- event normalizers: these workers process events from the new event queue and are tasked with normalizing and augmenting the data within them, creating complete point-in-time additions to the history. Many events come in with simple references to other objects, such as a mail folder; the event normalization workers need to turn those implicit bits of information into explicit links that can be reliably followed over time
- middleware: these are mainly the bits that provide process supervision, populate and manage the shared queues of events as information arrives from incoming handlers and is processed by normalizers.
This all happen asynchronously and provides guarantees at each step of correct handling (inasumuch as each reporting service allows for that). This means that individual normalizers can fail in even spectacular fashion and not disrupt the system, that an admin can halt and restart the system at will without fear of loss of events (save those that are generated during downtime periods, assuming a full Egara take-down), etc.
Final storage is done in a Riak database, with queues managed by the Mnesia database built into Erlang's OTP system itself.
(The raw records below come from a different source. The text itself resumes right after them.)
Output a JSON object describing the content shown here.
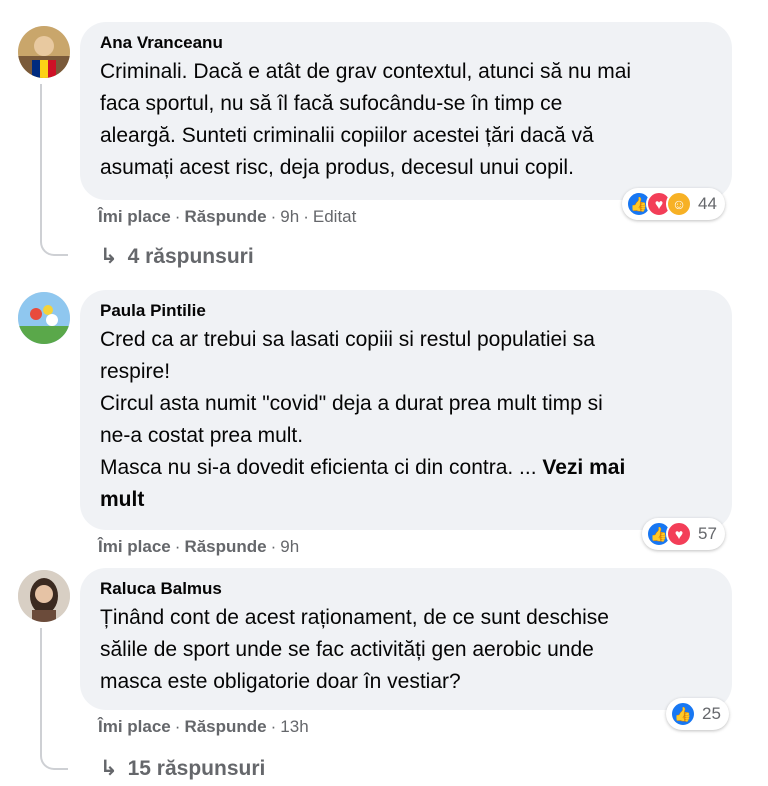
{
  "comments": [
    {
      "author": "Ana Vranceanu",
      "text": "Criminali. Dacă e atât de grav contextul, atunci să nu mai\nfaca sportul, nu să îl facă sufocându-se în timp ce\naleargă. Sunteti criminalii copiilor acestei țări dacă vă\nasumați acest risc, deja produs, decesul unui copil.",
      "like_label": "Îmi place",
      "reply_label": "Răspunde",
      "time": "9h",
      "edited": "Editat",
      "reaction_count": "44",
      "replies_label": "4 răspunsuri"
    },
    {
      "author": "Paula Pintilie",
      "text": "Cred ca ar trebui sa lasati copiii si restul populatiei sa\nrespire!\nCircul asta numit \"covid\" deja a durat prea mult timp si\nne-a costat prea mult.\nMasca nu si-a dovedit eficienta ci din contra. ... ",
      "see_more": "Vezi mai\nmult",
      "like_label": "Îmi place",
      "reply_label": "Răspunde",
      "time": "9h",
      "reaction_count": "57"
    },
    {
      "author": "Raluca Balmus",
      "text": "Ținând cont de acest raționament, de ce sunt deschise\nsălile de sport unde se fac activități gen aerobic unde\nmasca este obligatorie doar în vestiar?",
      "like_label": "Îmi place",
      "reply_label": "Răspunde",
      "time": "13h",
      "reaction_count": "25",
      "replies_label": "15 răspunsuri"
    }
  ],
  "colors": {
    "bubble": "#f0f2f5",
    "meta": "#65676b",
    "like": "#1877f2",
    "love": "#f33e58",
    "care": "#f7b125"
  }
}
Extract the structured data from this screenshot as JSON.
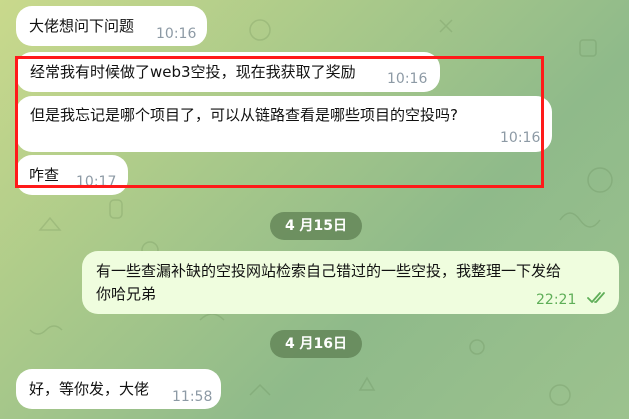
{
  "messages": [
    {
      "text": "大佬想问下问题",
      "time": "10:16"
    },
    {
      "text": "经常我有时候做了web3空投，现在我获取了奖励",
      "time": "10:16"
    },
    {
      "text": "但是我忘记是哪个项目了，可以从链路查看是哪些项目的空投吗?",
      "time": "10:16"
    },
    {
      "text": "咋查",
      "time": "10:17"
    },
    {
      "text_line1": "有一些查漏补缺的空投网站检索自己错过的一些空投，我整理一下发给",
      "text_line2": "你哈兄弟",
      "time": "22:21"
    },
    {
      "text": "好，等你发，大佬",
      "time": "11:58"
    }
  ],
  "dates": {
    "first": "4 月15日",
    "second": "4 月16日"
  },
  "icons": {
    "read_receipt": "double-check-icon"
  },
  "colors": {
    "incoming": "#ffffff",
    "outgoing": "#effdde",
    "highlight": "#ff1a1a",
    "check": "#5fae58"
  }
}
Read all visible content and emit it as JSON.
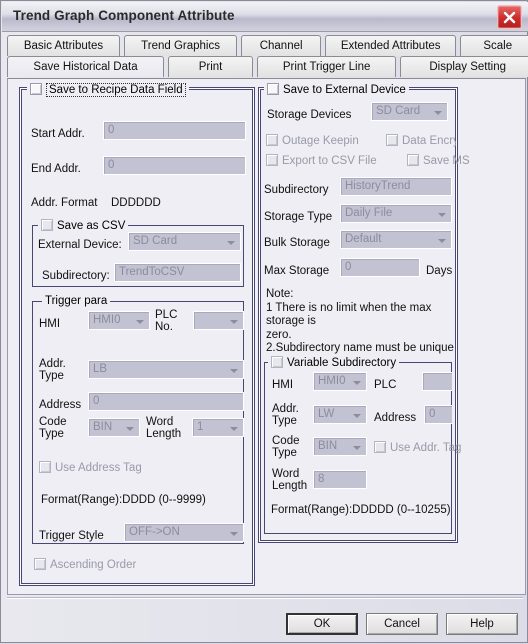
{
  "window": {
    "title": "Trend Graph Component Attribute",
    "close_icon": "close-icon"
  },
  "tabs": {
    "row1": [
      {
        "label": "Basic Attributes",
        "active": false
      },
      {
        "label": "Trend Graphics",
        "active": false
      },
      {
        "label": "Channel",
        "active": false
      },
      {
        "label": "Extended Attributes",
        "active": false
      },
      {
        "label": "Scale",
        "active": false
      }
    ],
    "row2": [
      {
        "label": "Save Historical Data",
        "active": true
      },
      {
        "label": "Print",
        "active": false
      },
      {
        "label": "Print Trigger Line",
        "active": false
      },
      {
        "label": "Display Setting",
        "active": false
      }
    ]
  },
  "left": {
    "group_title": "Save to Recipe Data Field",
    "start_addr_label": "Start Addr.",
    "start_addr_value": "0",
    "end_addr_label": "End Addr.",
    "end_addr_value": "0",
    "addr_format_label": "Addr. Format",
    "addr_format_value": "DDDDDD",
    "csv_group_title": "Save as CSV",
    "external_device_label": "External Device:",
    "external_device_value": "SD Card",
    "subdirectory_label": "Subdirectory:",
    "subdirectory_value": "TrendToCSV",
    "trigger_group_title": "Trigger para",
    "hmi_label": "HMI",
    "hmi_value": "HMI0",
    "plc_no_label": "PLC\nNo.",
    "plc_no_value": "",
    "addr_type_label": "Addr.\nType",
    "addr_type_value": "LB",
    "address_label": "Address",
    "address_value": "0",
    "code_type_label": "Code\nType",
    "code_type_value": "BIN",
    "word_length_label": "Word\nLength",
    "word_length_value": "1",
    "use_address_tag_label": "Use Address Tag",
    "format_range": "Format(Range):DDDD (0--9999)",
    "trigger_style_label": "Trigger Style",
    "trigger_style_value": "OFF->ON",
    "ascending_order_label": "Ascending Order"
  },
  "right": {
    "group_title": "Save to External Device",
    "storage_devices_label": "Storage Devices",
    "storage_devices_value": "SD Card",
    "outage_keepin_label": "Outage Keepin",
    "data_encryption_label": "Data Encryptio",
    "export_csv_label": "Export to CSV File",
    "save_ms_label": "Save MS",
    "subdirectory_label": "Subdirectory",
    "subdirectory_value": "HistoryTrend",
    "storage_type_label": "Storage Type",
    "storage_type_value": "Daily File",
    "bulk_storage_label": "Bulk Storage",
    "bulk_storage_value": "Default",
    "max_storage_label": "Max Storage",
    "max_storage_value": "0",
    "days_label": "Days",
    "note_text": "Note:\n1 There is no limit when the max storage is\nzero.\n2.Subdirectory name must be unique",
    "var_subdir_group_title": "Variable Subdirectory",
    "hmi_label": "HMI",
    "hmi_value": "HMI0",
    "plc_label": "PLC",
    "plc_value": "",
    "addr_type_label": "Addr.\nType",
    "addr_type_value": "LW",
    "address_label": "Address",
    "address_value": "0",
    "code_type_label": "Code\nType",
    "code_type_value": "BIN",
    "use_addr_tag_label": "Use Addr. Tag",
    "word_length_label": "Word\nLength",
    "word_length_value": "8",
    "format_range": "Format(Range):DDDDD (0--10255)"
  },
  "buttons": {
    "ok": "OK",
    "cancel": "Cancel",
    "help": "Help"
  }
}
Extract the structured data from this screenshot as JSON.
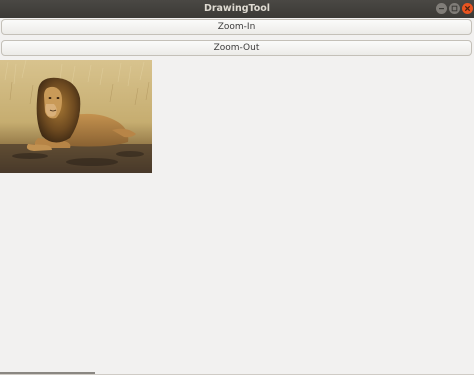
{
  "window": {
    "title": "DrawingTool",
    "controls": {
      "minimize_icon": "minimize-icon",
      "maximize_icon": "maximize-icon",
      "close_icon": "close-icon",
      "close_color": "#e95420"
    }
  },
  "toolbar": {
    "zoom_in_label": "Zoom-In",
    "zoom_out_label": "Zoom-Out"
  },
  "canvas": {
    "image_subject": "lion"
  }
}
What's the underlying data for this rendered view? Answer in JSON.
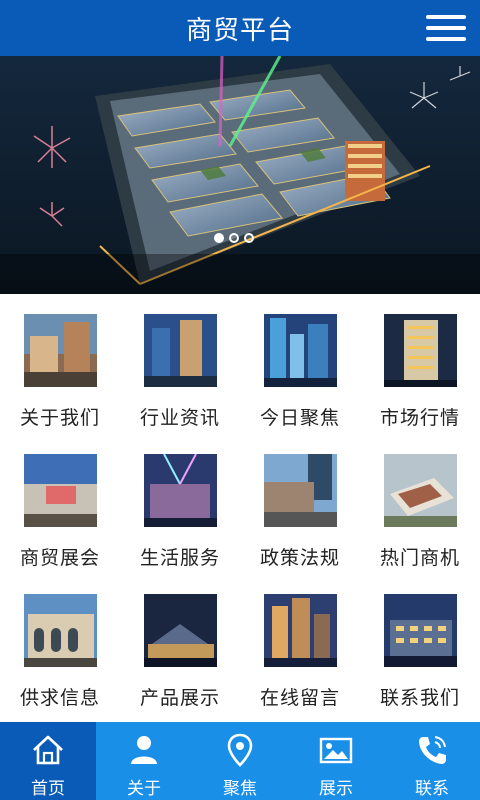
{
  "header": {
    "title": "商贸平台",
    "menu_icon": "hamburger-menu-icon"
  },
  "banner": {
    "image": "commercial-complex-aerial-night-photo",
    "slides": 3,
    "active_slide": 1
  },
  "grid": {
    "items": [
      {
        "label": "关于我们",
        "image": "street-shops-photo"
      },
      {
        "label": "行业资讯",
        "image": "twin-towers-photo"
      },
      {
        "label": "今日聚焦",
        "image": "skyscrapers-photo"
      },
      {
        "label": "市场行情",
        "image": "hotel-tower-night-photo"
      },
      {
        "label": "商贸展会",
        "image": "exhibition-hall-photo"
      },
      {
        "label": "生活服务",
        "image": "mall-night-lights-photo"
      },
      {
        "label": "政策法规",
        "image": "plaza-complex-photo"
      },
      {
        "label": "热门商机",
        "image": "aerial-mall-photo"
      },
      {
        "label": "供求信息",
        "image": "arcade-building-photo"
      },
      {
        "label": "产品展示",
        "image": "plaza-night-photo"
      },
      {
        "label": "在线留言",
        "image": "city-towers-photo"
      },
      {
        "label": "联系我们",
        "image": "blue-building-night-photo"
      }
    ]
  },
  "bottom_nav": {
    "items": [
      {
        "label": "首页",
        "icon": "home-icon",
        "active": true
      },
      {
        "label": "关于",
        "icon": "user-icon",
        "active": false
      },
      {
        "label": "聚焦",
        "icon": "location-pin-icon",
        "active": false
      },
      {
        "label": "展示",
        "icon": "image-icon",
        "active": false
      },
      {
        "label": "联系",
        "icon": "phone-icon",
        "active": false
      }
    ]
  },
  "colors": {
    "header": "#0a5bb8",
    "nav": "#1a8fe8",
    "nav_active": "#0a5bb8"
  }
}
Mnesia can best be thought of as a built-in Redis: entirely in-memory (fast) with disk backing (robust); just add built-in clustering and native, first-class API for storage and retrieval (e.g. we are able to use Erlang functions to do perform updates and filtering over all or part of a queue's dataset). Data in Mnesia is stored as native Erlang records, while data in Riak is stored as JSON documents.
Incoming events may be any format and any delivery mechanism. They can be parallelized, spread across a cluster of machines ... it doesn't matter. The incoming handler is tasked with translating the stream of events into an Erlang term that can be passed on to the normalizer for processing. This allows us to extend Egara in a very easy way with new service-specific handlers to virtually any dataset we wish to keep track of within Kolab or its surroundings.
Normalizers will eventually also join this level of abstraction, though right now the sole worker implementation is specific to groupware data objects. Future releases of Egara will add support for different workers for different classes of events, giving a nice symmetry with the incoming event handlers.
The middleware is designed to be used without modification as the system grows in capability while being scalable. Multiple instances can be run across different systems and the results should (eventually) be the same. I say "eventually" since in such a system one can not guarantee the exact order of events, only the exact results after some period of time. Or, in more familiar terms, it is eventually consistent.
The whole system is quite flexible at runtime, as well. One can configure which kinds of events one cares to track; which data payloads (if any) to archive; which incoming handlers to run on a given node, etc. This will expand over time as well to allow normalizers and their helpers to be quarantined to specific systems within a cluster.
Egara works nicely with Kolab 3.4 and Kolab Enterprise 14, though Bonnie is not officially a part of either. I expect the entire system will be folded into a future Kolab release to ease usage. It will almost certainly remain an optional component, however: not everyone needs these features, and if you don't then there's no reason to pay the price of the runtime overhead and maintenance.
That's a "50,000 foot" view of the historian component of Bonnie. The next installments in this blog series will look a bit closer at the storage model, history querying and replayability and, finally, what this means for end-users and organizations running Kolab with the Bonnie suite.